## WORK REQUEST:
Working through the lines below, return each one that holds "Kjøretime".

[Dataset excerpts]
******************************

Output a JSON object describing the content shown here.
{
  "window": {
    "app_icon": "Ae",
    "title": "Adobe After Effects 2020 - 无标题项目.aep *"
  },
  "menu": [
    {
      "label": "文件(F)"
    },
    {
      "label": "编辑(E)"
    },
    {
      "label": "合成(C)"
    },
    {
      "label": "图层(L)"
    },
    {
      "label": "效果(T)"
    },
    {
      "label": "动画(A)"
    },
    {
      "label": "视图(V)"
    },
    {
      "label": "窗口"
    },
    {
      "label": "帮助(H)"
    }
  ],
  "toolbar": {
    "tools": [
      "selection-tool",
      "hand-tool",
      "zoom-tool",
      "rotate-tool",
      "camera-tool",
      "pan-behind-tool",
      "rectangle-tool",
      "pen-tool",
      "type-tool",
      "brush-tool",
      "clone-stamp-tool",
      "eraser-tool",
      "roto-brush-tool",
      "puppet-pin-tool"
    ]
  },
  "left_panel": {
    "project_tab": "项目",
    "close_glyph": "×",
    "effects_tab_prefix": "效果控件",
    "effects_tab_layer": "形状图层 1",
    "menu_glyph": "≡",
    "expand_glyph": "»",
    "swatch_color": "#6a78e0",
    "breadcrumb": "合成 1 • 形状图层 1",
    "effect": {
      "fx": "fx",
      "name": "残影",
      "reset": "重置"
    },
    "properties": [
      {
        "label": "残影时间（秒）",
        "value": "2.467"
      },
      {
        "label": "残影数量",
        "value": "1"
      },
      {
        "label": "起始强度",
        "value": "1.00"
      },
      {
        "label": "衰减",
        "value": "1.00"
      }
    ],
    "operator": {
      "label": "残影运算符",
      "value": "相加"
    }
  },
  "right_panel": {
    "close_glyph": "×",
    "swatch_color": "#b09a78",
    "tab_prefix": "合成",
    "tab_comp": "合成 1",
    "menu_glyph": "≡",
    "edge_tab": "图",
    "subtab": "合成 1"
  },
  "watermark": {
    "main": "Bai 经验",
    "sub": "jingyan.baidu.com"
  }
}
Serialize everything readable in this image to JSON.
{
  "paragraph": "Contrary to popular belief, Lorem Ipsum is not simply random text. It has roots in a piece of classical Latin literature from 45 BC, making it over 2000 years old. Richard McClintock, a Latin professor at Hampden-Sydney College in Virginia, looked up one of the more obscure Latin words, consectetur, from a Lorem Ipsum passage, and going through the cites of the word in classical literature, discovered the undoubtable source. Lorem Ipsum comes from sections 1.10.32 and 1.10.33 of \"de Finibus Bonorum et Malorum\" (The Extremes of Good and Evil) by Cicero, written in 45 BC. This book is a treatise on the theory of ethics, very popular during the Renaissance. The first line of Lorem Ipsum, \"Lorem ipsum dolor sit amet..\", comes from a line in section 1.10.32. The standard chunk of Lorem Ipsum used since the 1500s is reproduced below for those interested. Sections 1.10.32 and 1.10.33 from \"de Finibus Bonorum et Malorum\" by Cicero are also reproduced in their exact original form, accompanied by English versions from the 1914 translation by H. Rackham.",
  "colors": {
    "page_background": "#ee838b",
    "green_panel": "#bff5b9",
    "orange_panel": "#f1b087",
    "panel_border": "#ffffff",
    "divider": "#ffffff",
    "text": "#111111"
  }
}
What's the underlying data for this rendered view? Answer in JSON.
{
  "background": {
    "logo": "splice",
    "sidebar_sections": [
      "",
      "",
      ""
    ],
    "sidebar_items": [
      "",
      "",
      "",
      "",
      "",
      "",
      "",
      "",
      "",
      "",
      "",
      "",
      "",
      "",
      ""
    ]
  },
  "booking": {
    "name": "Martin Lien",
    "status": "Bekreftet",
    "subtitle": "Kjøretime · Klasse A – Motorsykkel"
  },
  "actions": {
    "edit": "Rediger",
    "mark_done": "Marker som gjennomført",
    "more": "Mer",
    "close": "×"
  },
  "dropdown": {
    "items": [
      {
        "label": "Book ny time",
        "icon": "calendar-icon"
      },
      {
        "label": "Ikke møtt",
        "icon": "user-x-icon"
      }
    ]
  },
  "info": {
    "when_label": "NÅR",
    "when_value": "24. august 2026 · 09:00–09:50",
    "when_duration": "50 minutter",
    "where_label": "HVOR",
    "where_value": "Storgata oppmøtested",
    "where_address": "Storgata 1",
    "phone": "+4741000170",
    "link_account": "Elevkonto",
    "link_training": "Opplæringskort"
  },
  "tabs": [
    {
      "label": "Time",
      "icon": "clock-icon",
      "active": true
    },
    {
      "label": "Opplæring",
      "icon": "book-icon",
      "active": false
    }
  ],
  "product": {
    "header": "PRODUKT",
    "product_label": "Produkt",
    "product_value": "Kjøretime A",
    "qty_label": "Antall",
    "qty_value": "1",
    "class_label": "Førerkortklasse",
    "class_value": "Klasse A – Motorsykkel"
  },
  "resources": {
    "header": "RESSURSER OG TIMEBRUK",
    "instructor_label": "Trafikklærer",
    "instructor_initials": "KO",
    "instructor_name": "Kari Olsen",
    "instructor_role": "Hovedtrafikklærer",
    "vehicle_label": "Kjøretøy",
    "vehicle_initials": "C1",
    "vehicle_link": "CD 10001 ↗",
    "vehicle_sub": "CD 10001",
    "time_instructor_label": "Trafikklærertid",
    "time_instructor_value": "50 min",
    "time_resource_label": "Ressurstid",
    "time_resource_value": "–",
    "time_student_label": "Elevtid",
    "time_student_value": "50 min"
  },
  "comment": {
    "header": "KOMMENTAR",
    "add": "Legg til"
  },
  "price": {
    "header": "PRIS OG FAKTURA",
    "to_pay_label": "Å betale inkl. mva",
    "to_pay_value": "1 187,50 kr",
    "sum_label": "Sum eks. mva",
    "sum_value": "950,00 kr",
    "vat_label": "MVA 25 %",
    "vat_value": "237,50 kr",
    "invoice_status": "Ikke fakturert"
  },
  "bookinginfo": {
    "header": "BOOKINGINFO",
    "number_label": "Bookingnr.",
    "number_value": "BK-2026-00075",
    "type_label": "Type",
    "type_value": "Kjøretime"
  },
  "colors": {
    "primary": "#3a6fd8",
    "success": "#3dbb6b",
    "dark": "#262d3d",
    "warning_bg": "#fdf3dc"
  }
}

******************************

## ANSWER TO THIS TASK:
    "subtitle": "Kjøretime · Klasse A – Motorsykkel"
    "product_value": "Kjøretime A",
    "type_value": "Kjøretime"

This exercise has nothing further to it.